» **Exercise directions**: Scan the entries that follow and copy out every line containing "tích".

== Given entries ==

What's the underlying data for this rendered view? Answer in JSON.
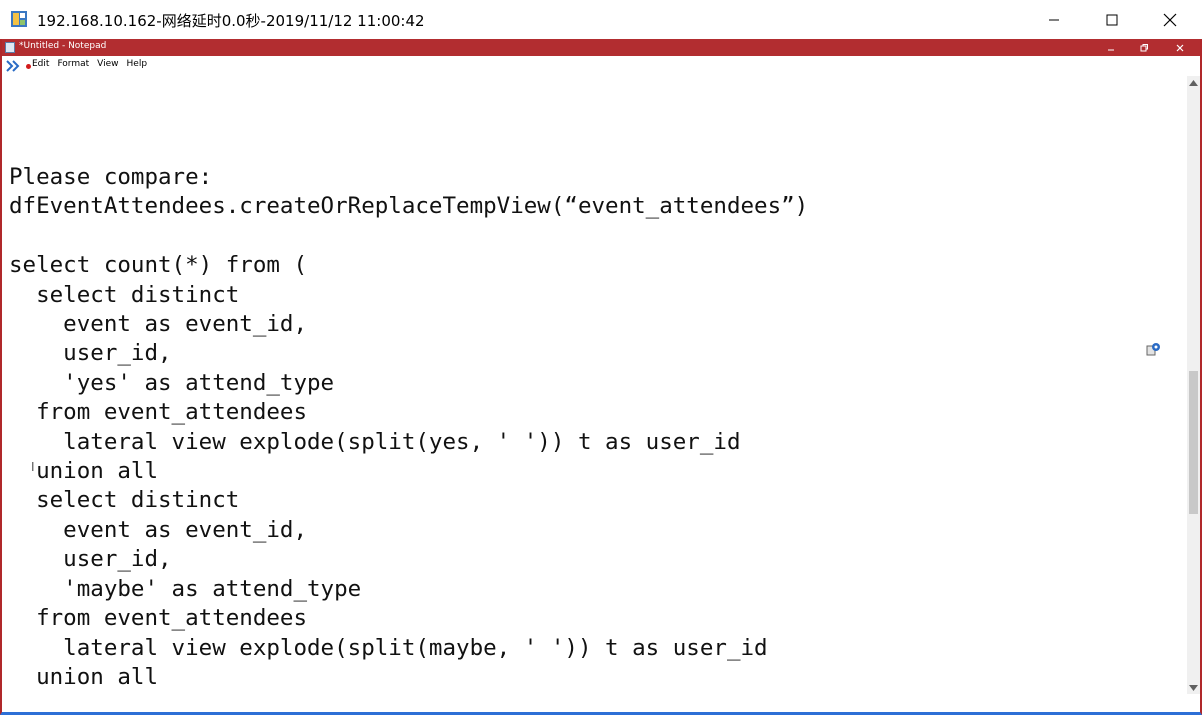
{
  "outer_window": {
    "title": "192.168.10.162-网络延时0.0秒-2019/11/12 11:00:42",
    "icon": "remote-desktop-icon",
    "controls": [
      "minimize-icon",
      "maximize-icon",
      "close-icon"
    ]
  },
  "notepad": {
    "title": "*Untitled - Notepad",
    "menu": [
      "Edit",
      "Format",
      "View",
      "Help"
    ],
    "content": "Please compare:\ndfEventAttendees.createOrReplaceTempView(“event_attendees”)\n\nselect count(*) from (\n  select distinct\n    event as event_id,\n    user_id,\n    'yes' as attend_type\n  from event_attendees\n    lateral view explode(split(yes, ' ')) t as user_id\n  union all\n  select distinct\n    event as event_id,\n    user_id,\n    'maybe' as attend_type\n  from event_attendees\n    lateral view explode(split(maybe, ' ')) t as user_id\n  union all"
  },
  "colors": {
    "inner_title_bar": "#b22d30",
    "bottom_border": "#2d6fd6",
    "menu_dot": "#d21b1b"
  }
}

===
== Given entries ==

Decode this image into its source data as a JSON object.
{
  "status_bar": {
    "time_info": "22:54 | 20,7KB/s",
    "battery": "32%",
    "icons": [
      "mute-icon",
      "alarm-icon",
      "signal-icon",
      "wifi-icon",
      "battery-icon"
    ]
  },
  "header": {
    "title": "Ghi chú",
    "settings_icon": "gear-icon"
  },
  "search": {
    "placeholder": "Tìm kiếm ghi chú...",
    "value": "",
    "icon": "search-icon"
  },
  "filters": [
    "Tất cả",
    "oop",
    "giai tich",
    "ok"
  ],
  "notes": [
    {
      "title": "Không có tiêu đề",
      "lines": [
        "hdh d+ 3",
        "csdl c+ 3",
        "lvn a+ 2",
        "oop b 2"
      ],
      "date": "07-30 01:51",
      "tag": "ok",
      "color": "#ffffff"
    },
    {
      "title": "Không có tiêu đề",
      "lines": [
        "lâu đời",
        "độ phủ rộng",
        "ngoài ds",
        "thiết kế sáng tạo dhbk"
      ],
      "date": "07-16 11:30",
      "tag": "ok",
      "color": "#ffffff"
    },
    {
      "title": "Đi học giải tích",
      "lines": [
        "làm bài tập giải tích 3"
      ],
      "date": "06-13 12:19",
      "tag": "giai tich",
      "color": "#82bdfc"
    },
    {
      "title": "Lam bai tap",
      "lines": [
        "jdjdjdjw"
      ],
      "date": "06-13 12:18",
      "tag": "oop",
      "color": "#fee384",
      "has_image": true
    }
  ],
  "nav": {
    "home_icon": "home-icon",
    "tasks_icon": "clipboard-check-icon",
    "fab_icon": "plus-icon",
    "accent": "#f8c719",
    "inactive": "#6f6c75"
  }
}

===

» **The completed task**:
      "title": "Đi học giải tích",
        "làm bài tập giải tích 3"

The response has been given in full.